After being discharged from the United States Marine Corps, I became determined to attain an electrical engineering degree from Florida State University. I wisely invested in the GI Bill early on in my Marine Corps career in order to go to college. Although a substantial amount of money, the GI Bill only covered my tuition; to pay for food and rent, I took a full time job with the VA work-study program. In the beginning I had difficulty adjusting to working full time while maintaining a full coarse load, and I began to feel hindered by my years outside the classroom. However, determined to succeed, I learned to manage my time well, and I established good study habits, which have continued to the present. In the spring of 1997 I obtained a Bachelors degree in Electrical engineering, a full year ahead of schedule. I take pride in the fact that I am the first person in my family to obtain a college degree.

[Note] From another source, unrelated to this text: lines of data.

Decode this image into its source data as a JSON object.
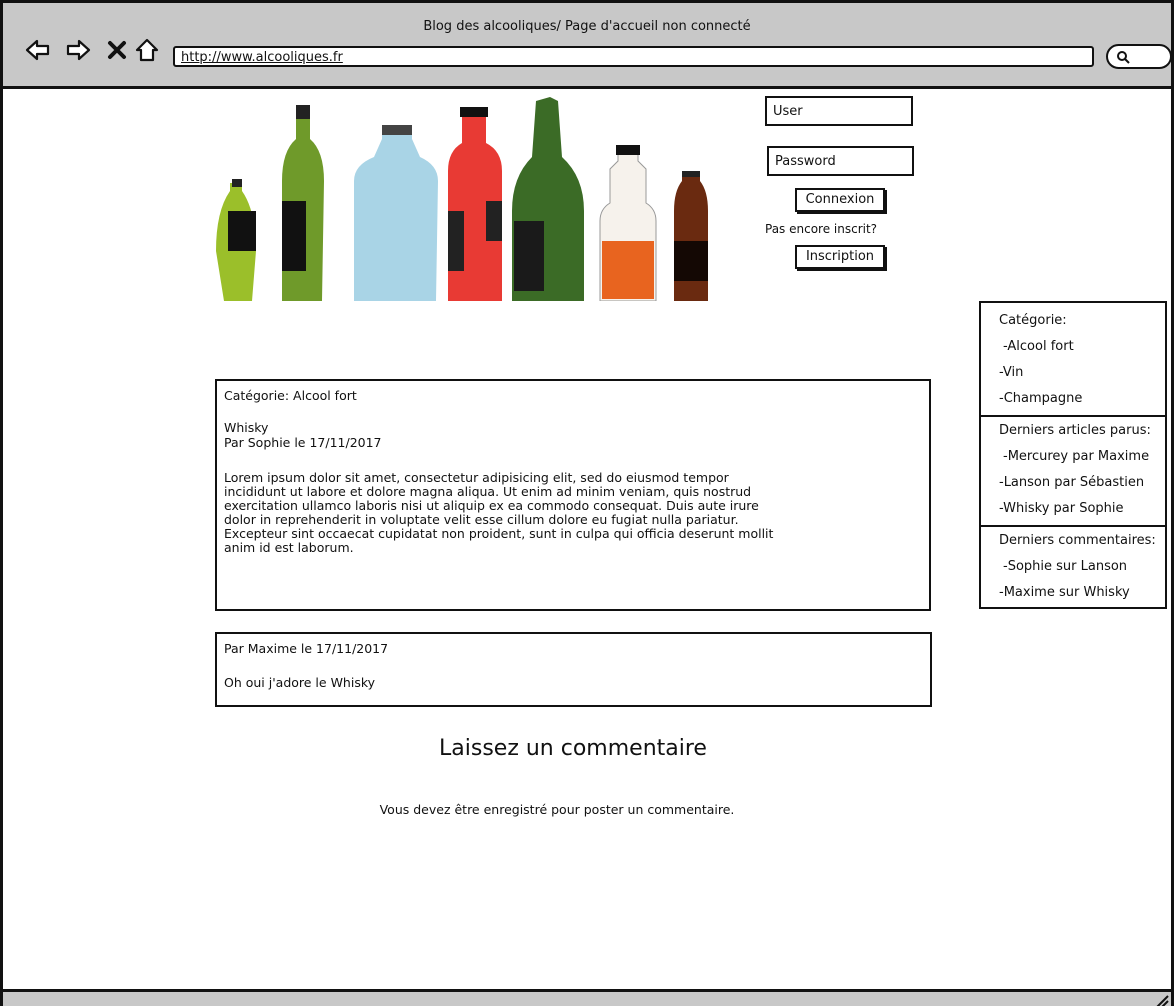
{
  "window": {
    "title": "Blog des alcooliques/ Page d'accueil non connecté",
    "url": "http://www.alcooliques.fr"
  },
  "nav": {
    "icons": [
      "back-arrow-icon",
      "forward-arrow-icon",
      "close-icon",
      "home-icon",
      "search-icon"
    ]
  },
  "login": {
    "user_placeholder": "User",
    "password_placeholder": "Password",
    "login_label": "Connexion",
    "not_registered": "Pas encore inscrit?",
    "register_label": "Inscription"
  },
  "sidebar": {
    "categories_title": "Catégorie:",
    "categories": [
      "-Alcool fort",
      "-Vin",
      "-Champagne"
    ],
    "latest_articles_title": "Derniers articles parus:",
    "latest_articles": [
      "-Mercurey par Maxime",
      "-Lanson par Sébastien",
      "-Whisky par Sophie"
    ],
    "latest_comments_title": "Derniers commentaires:",
    "latest_comments": [
      "-Sophie sur Lanson",
      "-Maxime sur Whisky"
    ]
  },
  "article": {
    "category": "Catégorie: Alcool fort",
    "title": "Whisky",
    "byline": "Par Sophie le 17/11/2017",
    "body": "Lorem ipsum dolor sit amet, consectetur adipisicing elit, sed do eiusmod tempor incididunt ut labore et dolore magna aliqua. Ut enim ad minim veniam, quis nostrud exercitation ullamco laboris nisi ut aliquip ex ea commodo consequat. Duis aute irure dolor in reprehenderit in voluptate velit esse cillum dolore eu fugiat nulla pariatur. Excepteur sint occaecat cupidatat non proident, sunt in culpa qui officia deserunt mollit anim id est laborum."
  },
  "comment": {
    "byline": "Par Maxime le 17/11/2017",
    "text": "Oh oui j'adore le Whisky"
  },
  "leave_comment": {
    "title": "Laissez un commentaire",
    "notice": "Vous devez être enregistré pour poster un commentaire."
  },
  "colors": {
    "chrome": "#c8c8c8",
    "border": "#111111"
  }
}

I moved to Los Angeles after graduating from college and accepted a position at an aerospace company as a design engineer. Although I had multiple offers, I chose to work at my particular company to further my education. Putting in long hours at work while devoting most of my personal time to obtaining a Masters degree in electrical engineering, I felt like I was in college again with my full time job and academic responsibilities. To keep some sense of sanity and maintain good spirits, I decided to learn how to snowboard. Although at first snowboarding seemed a most impossible mission given the long drive to the resort and my inexperience with cold weather, I persevered and by the end of my first day could navigate my way down the mountain. I have since become an accomplished snowboarder, but nothing matches the exhilaration I felt at the end of that first day when I completed my first run without falling.